* **Data**
==================================================

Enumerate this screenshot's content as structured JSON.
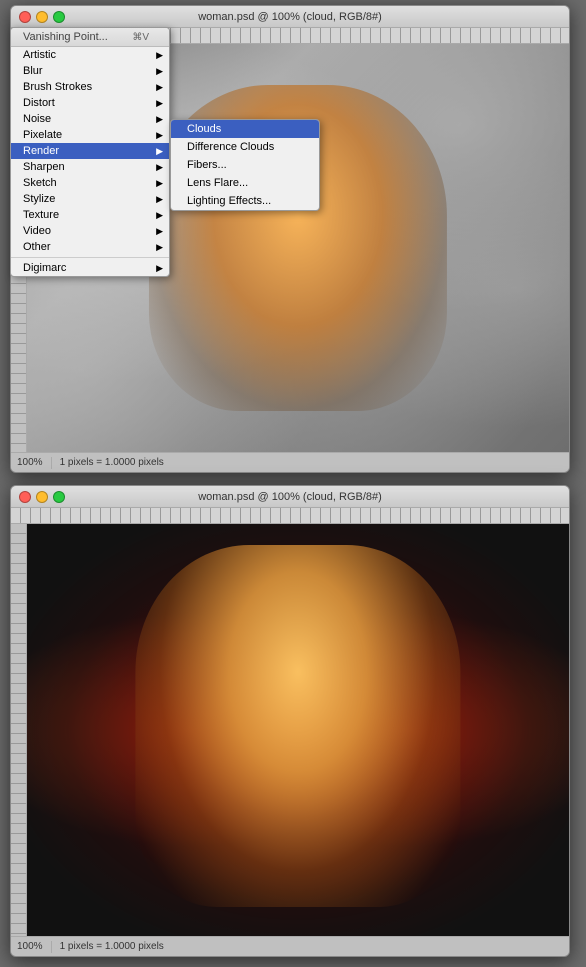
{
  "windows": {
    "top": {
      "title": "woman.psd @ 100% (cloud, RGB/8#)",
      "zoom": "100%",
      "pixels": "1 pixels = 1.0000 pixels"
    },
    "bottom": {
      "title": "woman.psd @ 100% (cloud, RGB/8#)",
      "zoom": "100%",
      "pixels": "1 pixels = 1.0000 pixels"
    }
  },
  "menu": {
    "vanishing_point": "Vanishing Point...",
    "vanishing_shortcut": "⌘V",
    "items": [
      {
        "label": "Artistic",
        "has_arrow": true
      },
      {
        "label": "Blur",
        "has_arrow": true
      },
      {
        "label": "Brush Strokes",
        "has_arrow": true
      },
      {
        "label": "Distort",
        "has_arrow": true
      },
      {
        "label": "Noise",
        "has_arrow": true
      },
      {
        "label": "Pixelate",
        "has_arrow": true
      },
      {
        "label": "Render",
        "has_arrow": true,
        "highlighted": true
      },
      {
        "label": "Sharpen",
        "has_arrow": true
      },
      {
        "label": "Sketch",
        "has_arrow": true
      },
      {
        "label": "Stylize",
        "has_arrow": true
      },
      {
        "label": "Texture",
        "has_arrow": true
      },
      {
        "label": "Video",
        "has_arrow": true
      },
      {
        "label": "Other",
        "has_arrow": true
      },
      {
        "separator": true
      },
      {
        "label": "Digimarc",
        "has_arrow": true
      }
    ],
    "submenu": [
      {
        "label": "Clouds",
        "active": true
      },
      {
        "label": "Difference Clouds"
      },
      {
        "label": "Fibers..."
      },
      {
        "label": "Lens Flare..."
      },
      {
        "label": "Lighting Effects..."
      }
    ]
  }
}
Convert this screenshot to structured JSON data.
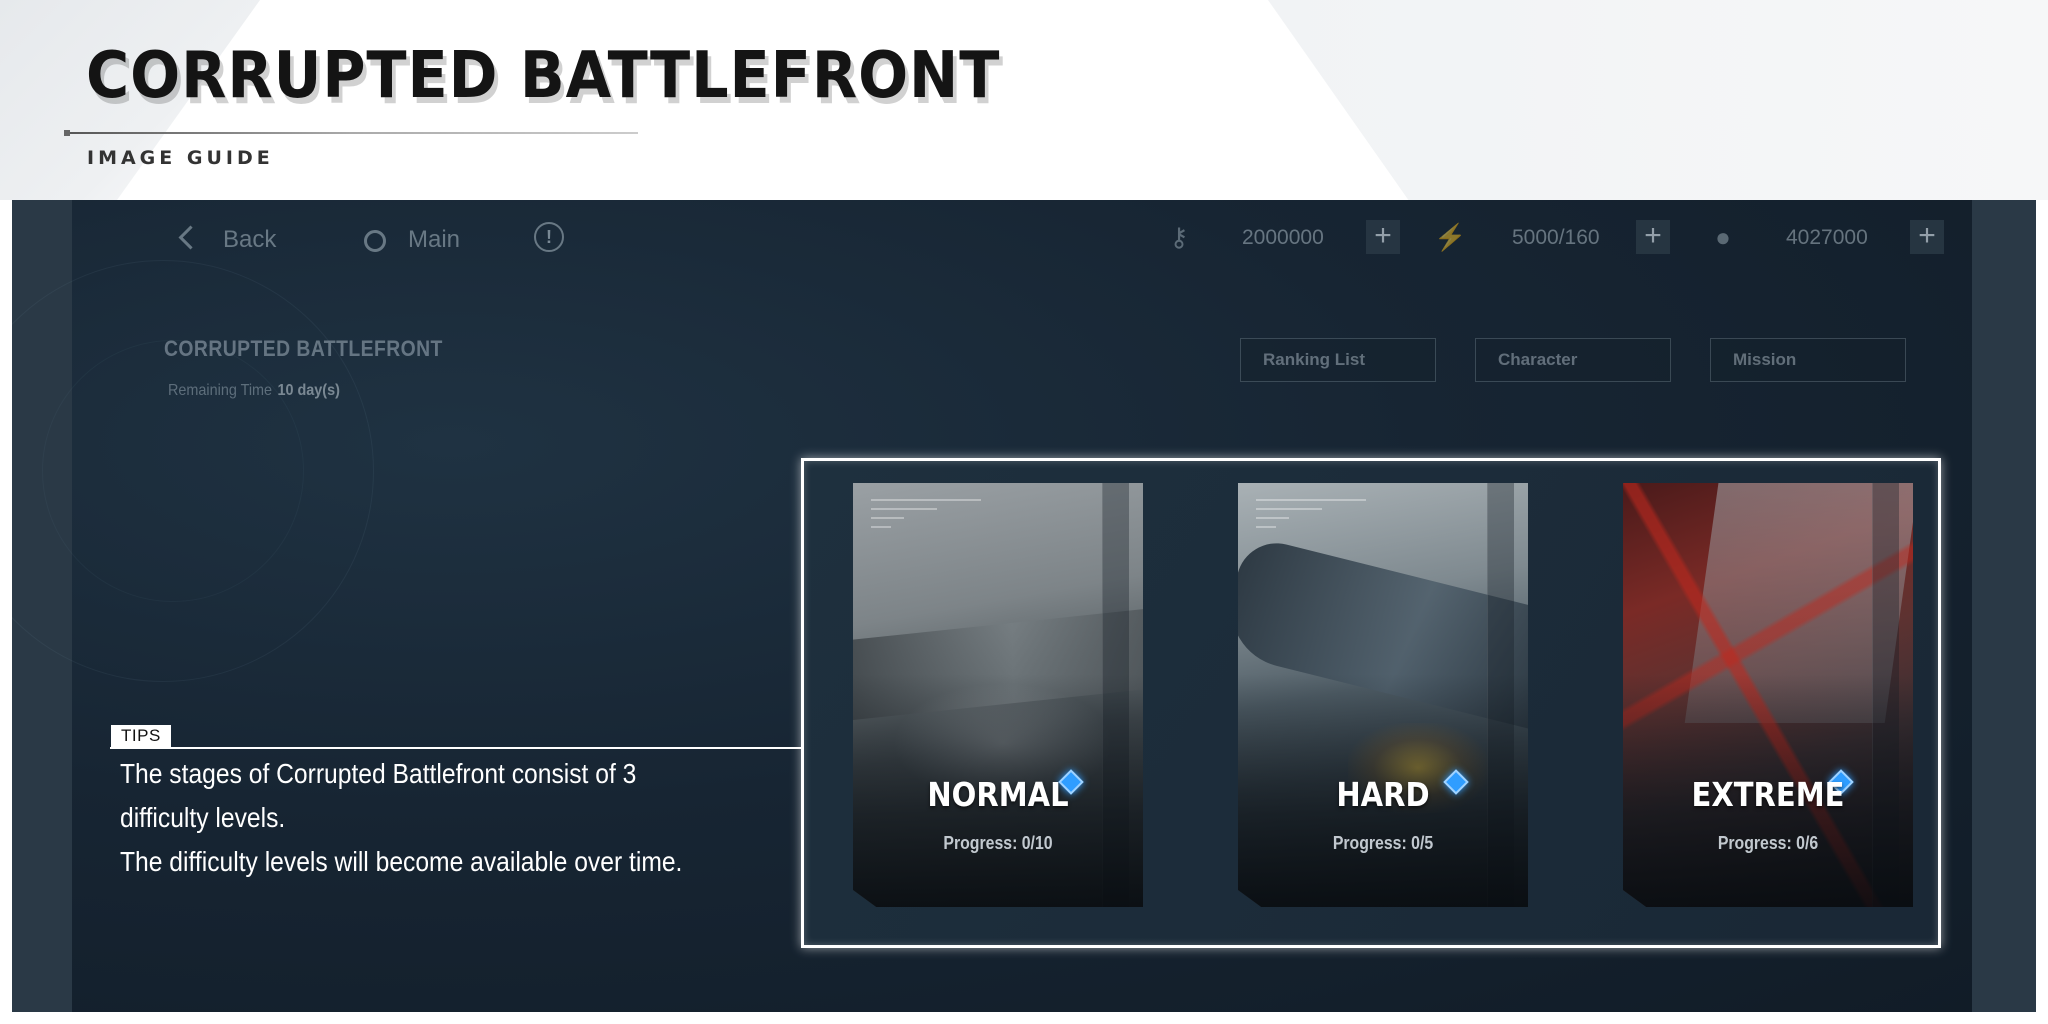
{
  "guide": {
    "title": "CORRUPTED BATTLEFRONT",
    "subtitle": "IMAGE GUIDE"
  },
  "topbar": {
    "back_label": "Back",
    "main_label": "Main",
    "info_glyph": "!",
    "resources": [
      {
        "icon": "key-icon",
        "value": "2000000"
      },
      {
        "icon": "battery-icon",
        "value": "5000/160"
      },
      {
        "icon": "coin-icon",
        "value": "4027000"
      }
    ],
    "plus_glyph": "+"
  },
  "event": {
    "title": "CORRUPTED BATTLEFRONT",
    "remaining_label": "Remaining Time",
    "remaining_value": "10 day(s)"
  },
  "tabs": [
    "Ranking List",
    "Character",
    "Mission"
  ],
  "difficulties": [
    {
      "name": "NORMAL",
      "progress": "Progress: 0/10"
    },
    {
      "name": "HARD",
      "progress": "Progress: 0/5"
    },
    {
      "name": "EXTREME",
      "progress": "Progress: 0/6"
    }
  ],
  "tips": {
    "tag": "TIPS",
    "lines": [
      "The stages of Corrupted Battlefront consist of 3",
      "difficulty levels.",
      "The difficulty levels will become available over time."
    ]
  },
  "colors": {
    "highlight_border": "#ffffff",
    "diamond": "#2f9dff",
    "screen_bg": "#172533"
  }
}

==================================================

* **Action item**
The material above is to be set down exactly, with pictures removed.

* **Exercise answer**
Enumerate this screenshot's content as structured JSON.
{
  "windows": {
    "top": {
      "title": "woman.psd @ 100% (cloud, RGB/8#)",
      "zoom": "100%",
      "pixels": "1 pixels = 1.0000 pixels"
    },
    "bottom": {
      "title": "woman.psd @ 100% (cloud, RGB/8#)",
      "zoom": "100%",
      "pixels": "1 pixels = 1.0000 pixels"
    }
  },
  "menu": {
    "vanishing_point": "Vanishing Point...",
    "vanishing_shortcut": "⌘V",
    "items": [
      {
        "label": "Artistic",
        "has_arrow": true
      },
      {
        "label": "Blur",
        "has_arrow": true
      },
      {
        "label": "Brush Strokes",
        "has_arrow": true
      },
      {
        "label": "Distort",
        "has_arrow": true
      },
      {
        "label": "Noise",
        "has_arrow": true
      },
      {
        "label": "Pixelate",
        "has_arrow": true
      },
      {
        "label": "Render",
        "has_arrow": true,
        "highlighted": true
      },
      {
        "label": "Sharpen",
        "has_arrow": true
      },
      {
        "label": "Sketch",
        "has_arrow": true
      },
      {
        "label": "Stylize",
        "has_arrow": true
      },
      {
        "label": "Texture",
        "has_arrow": true
      },
      {
        "label": "Video",
        "has_arrow": true
      },
      {
        "label": "Other",
        "has_arrow": true
      },
      {
        "separator": true
      },
      {
        "label": "Digimarc",
        "has_arrow": true
      }
    ],
    "submenu": [
      {
        "label": "Clouds",
        "active": true
      },
      {
        "label": "Difference Clouds"
      },
      {
        "label": "Fibers..."
      },
      {
        "label": "Lens Flare..."
      },
      {
        "label": "Lighting Effects..."
      }
    ]
  }
}
Convert this screenshot to structured JSON data.
{
  "guide": {
    "title": "CORRUPTED BATTLEFRONT",
    "subtitle": "IMAGE GUIDE"
  },
  "topbar": {
    "back_label": "Back",
    "main_label": "Main",
    "info_glyph": "!",
    "resources": [
      {
        "icon": "key-icon",
        "value": "2000000"
      },
      {
        "icon": "battery-icon",
        "value": "5000/160"
      },
      {
        "icon": "coin-icon",
        "value": "4027000"
      }
    ],
    "plus_glyph": "+"
  },
  "event": {
    "title": "CORRUPTED BATTLEFRONT",
    "remaining_label": "Remaining Time",
    "remaining_value": "10 day(s)"
  },
  "tabs": [
    "Ranking List",
    "Character",
    "Mission"
  ],
  "difficulties": [
    {
      "name": "NORMAL",
      "progress": "Progress: 0/10"
    },
    {
      "name": "HARD",
      "progress": "Progress: 0/5"
    },
    {
      "name": "EXTREME",
      "progress": "Progress: 0/6"
    }
  ],
  "tips": {
    "tag": "TIPS",
    "lines": [
      "The stages of Corrupted Battlefront consist of 3",
      "difficulty levels.",
      "The difficulty levels will become available over time."
    ]
  },
  "colors": {
    "highlight_border": "#ffffff",
    "diamond": "#2f9dff",
    "screen_bg": "#172533"
  }
}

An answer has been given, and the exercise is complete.